This low level of commitment has been coupled with slow disbursal of financing at the disposal of the International Monetary Fund (IMF) and regional financial arrangements (RFAs) such as the Latin American Reserve Fund and Eurasian Fund for Stabilisation and Development, compounding problems for emerging markets whose foreign reserves have dwindled as they sought to protect their currencies during the crisis.

The article is co-authored by Dr Thomas Stubbs, a Research Associate at the Centre for Business Research at Cambridge Judge Business School, University of Cambridge and Senior Lecturer in International Relations at Royal Holloway, University of London.

“In March 2020, the G20 declared that “We commit to do whatever it takes and to use all available policy tools to minimise the economic and social damage from the pandemic,” says the article. “To date, these words have not been met with equally bold action.”

Also in March, a joint statement by IMF Managing Director Kristalina Georgieva and World Bank President David Malpass said they would help address issues related to the pandemic “with special attention to poor countries” – yet the article says there has since been little effective action.

“Taken together, adjustments to the IMF’s financial architecture since the COVID-19 joint statement … are underwhelming,” the article says. “The only genuinely fresh funding is the $285 million committed to the Catastrophe Containment and Relief Trust, a mere fraction of existing lending firepower and far short of the acknowledged $2.5 trillion need.”

The article conducted specific case studies for Ghana and Ecuador, finding that only a ‘fraction’ of new resources made available by the IMF or RFAs contributed to greater healthcare or social assistance, with most new funding spent elsewhere including debt repayments to private creditors.

The article acknowledges that it takes an early snapshot of the crisis and is “far from the last word” on developing country financing to combat the pandemic’s effects.
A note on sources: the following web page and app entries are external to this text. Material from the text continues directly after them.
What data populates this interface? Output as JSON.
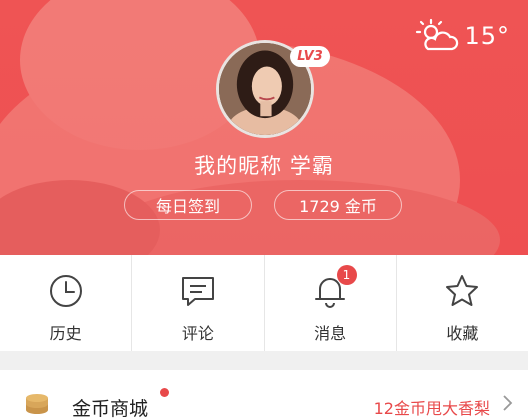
{
  "header": {
    "weather": {
      "icon": "partly-cloudy-icon",
      "temperature": "15°"
    },
    "level_badge": "LV3",
    "nickname": "我的昵称 学霸",
    "checkin_label": "每日签到",
    "coins_label": "1729 金币",
    "accent_color": "#ee4f51"
  },
  "shortcuts": [
    {
      "icon": "clock-icon",
      "label": "历史"
    },
    {
      "icon": "comment-icon",
      "label": "评论"
    },
    {
      "icon": "bell-icon",
      "label": "消息",
      "badge": "1"
    },
    {
      "icon": "star-icon",
      "label": "收藏"
    }
  ],
  "list": {
    "coin_mall": {
      "icon": "coin-stack-icon",
      "title": "金币商城",
      "promo": "12金币甩大香梨"
    }
  }
}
Yet based on the article’s findings to date, the authors say that multilateral financial institutions will need to meet emerging nations’ financing gaps through other means such as an increase in base capital of the IMF and RFAs, issuance of IMF Special Drawing Rights and significant debt relief.

“Until such measures are considered and come to fruition, the world community is failing to deliver its own assessment of current gaps and is falling far short of doing ‘whatever it takes,'” the article concludes.

The article – entitled “Whatever it takes? The global financial safety net, COVID-19, and developing countries” – is co-authored by Dr Thomas Stubbs of the Centre for Business Research at Cambridge Judge Business School and Royal Holloway, University of London; Dr William Kring and Professor Kevin Gallagher of Boston University; Christina Laskaridis of SOAS University of London and the Open University; and Dr Alexander Kentikelenis of Bocconi University in Italy.